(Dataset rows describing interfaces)

* * * * *

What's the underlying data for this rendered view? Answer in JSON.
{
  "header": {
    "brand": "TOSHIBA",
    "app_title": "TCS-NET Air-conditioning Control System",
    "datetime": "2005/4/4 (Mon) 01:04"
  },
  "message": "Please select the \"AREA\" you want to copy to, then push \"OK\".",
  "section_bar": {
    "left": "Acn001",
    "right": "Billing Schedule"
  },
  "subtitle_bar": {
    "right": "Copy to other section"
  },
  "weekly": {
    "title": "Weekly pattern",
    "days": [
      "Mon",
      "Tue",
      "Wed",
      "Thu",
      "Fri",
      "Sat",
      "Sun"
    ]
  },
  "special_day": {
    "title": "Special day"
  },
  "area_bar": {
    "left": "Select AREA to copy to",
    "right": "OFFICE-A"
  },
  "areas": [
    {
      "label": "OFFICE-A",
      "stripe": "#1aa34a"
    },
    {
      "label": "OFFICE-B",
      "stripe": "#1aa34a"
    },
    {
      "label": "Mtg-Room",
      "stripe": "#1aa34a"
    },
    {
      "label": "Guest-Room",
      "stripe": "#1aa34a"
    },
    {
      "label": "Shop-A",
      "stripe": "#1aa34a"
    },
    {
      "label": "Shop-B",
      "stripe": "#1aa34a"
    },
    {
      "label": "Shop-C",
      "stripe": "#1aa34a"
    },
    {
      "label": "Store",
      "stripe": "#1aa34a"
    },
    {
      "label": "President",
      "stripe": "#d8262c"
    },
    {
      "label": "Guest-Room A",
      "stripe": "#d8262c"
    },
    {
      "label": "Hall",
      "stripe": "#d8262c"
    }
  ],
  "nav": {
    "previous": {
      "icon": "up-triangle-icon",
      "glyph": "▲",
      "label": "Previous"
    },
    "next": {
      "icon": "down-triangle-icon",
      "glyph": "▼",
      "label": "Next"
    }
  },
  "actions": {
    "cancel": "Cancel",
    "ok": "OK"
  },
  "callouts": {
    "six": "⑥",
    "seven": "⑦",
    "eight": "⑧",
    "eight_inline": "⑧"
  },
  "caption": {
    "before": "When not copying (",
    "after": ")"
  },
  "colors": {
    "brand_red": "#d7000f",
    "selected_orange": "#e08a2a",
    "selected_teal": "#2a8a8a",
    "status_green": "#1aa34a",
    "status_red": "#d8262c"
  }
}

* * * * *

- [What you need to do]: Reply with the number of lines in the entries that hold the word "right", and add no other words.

- [Task answer]: 3